I recently had a discussion with @headguruteacher (whom I massively respect!) about recent trends in education and my concerns over the increase in traditionalism/Conservatism. I argued that traditionalism (in teaching) and Conservatism are connected:
Conservatism is any political philosophy that favours tradition (in the sense of various religious, cultural, or nationally-defined beliefs and customs) in the face of external forces for change, and is critical of proposals for radical social change. Some Conservatives seek to preserve the status quo or to reform society slowly, while others seek to return to the values of an earlier time.
I argue that teaching is certainly political. While it is true that a teaching ideology may cross various political ideologies, it feels to me that many traditionalist teachers share many elements of Conservative (Thatcherite) ideologies, in particular the view that one should have automatic respect for authority.
So what does Tom mean when he says: 'I’m fairly trad in my approach.' What do I mean when I talk about traditional teaching? I think we may, crucially, have different meanings:
For me, traditional teaching is not about a given pedagogical approach, such as teacher-talk, nor is it about the teacher as authority on their subject. I agree with Tom when he says:

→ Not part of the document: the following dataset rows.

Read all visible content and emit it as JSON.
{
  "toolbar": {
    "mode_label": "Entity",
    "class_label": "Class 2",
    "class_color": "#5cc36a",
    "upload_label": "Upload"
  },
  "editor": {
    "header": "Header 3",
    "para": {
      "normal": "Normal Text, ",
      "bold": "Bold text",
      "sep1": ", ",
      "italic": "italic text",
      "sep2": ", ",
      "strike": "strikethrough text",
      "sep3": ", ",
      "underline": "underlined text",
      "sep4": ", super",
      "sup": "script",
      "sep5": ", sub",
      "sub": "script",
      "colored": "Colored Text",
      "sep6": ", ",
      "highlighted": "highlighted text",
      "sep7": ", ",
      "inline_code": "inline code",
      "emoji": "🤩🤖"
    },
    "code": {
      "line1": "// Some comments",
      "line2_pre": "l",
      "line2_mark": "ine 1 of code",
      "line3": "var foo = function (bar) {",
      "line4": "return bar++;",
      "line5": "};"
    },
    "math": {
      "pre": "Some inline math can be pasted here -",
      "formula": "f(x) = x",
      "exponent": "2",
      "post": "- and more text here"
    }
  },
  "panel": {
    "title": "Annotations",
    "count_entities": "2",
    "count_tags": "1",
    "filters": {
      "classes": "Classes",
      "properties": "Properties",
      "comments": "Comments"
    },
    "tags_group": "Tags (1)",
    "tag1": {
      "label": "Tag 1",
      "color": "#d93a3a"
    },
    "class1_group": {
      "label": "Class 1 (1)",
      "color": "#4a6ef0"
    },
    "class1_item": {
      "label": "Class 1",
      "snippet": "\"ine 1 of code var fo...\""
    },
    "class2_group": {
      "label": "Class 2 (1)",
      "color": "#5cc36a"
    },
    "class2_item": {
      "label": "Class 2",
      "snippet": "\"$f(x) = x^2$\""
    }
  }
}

It is not about a transmissionist view of learning; I agree that a teacher can and should stand at the front of a room and explain things to students (along with a range of other pedagogical approaches).
So what do I mean when I talk about traditional teaching? For me, traditional teaching is about traditional values, about maintaining and reinforcing the social order. It is about authority and control. It is about students deferring to the authority of the teacher and the institution.
For me, traditional teaching is about the teacher as 'Father and Judge'. It is about the teacher controlling who gets to speak and when, as the sole arbiter of what is (morally and factually) right and wrong.
For me, traditional teaching is about denying students agency, denying them freedom. It manifests in pedagogies that constrict the movements of their limbs and insist that their eyes follow the teacher around the room. It is the ethos of no-excuses. It is about discipline and punishment. This will almost certainly result in resentment, and confirm the already-disaffected child’s position as the inferior Other.
For me, traditional teaching, as I understand it, is the de-humanization of education, the regulation of the child, the managerialism that currently governs our schools.
At best, it is the benevolent paternalism of One-nation Conservatism. At worst, it is the (political?) belief that giving a detention to a seriously underprivileged (poor?) child without a pencil will eradicate what Margaret Thatcher called the ‘dependency culture’.
Comments welcome :)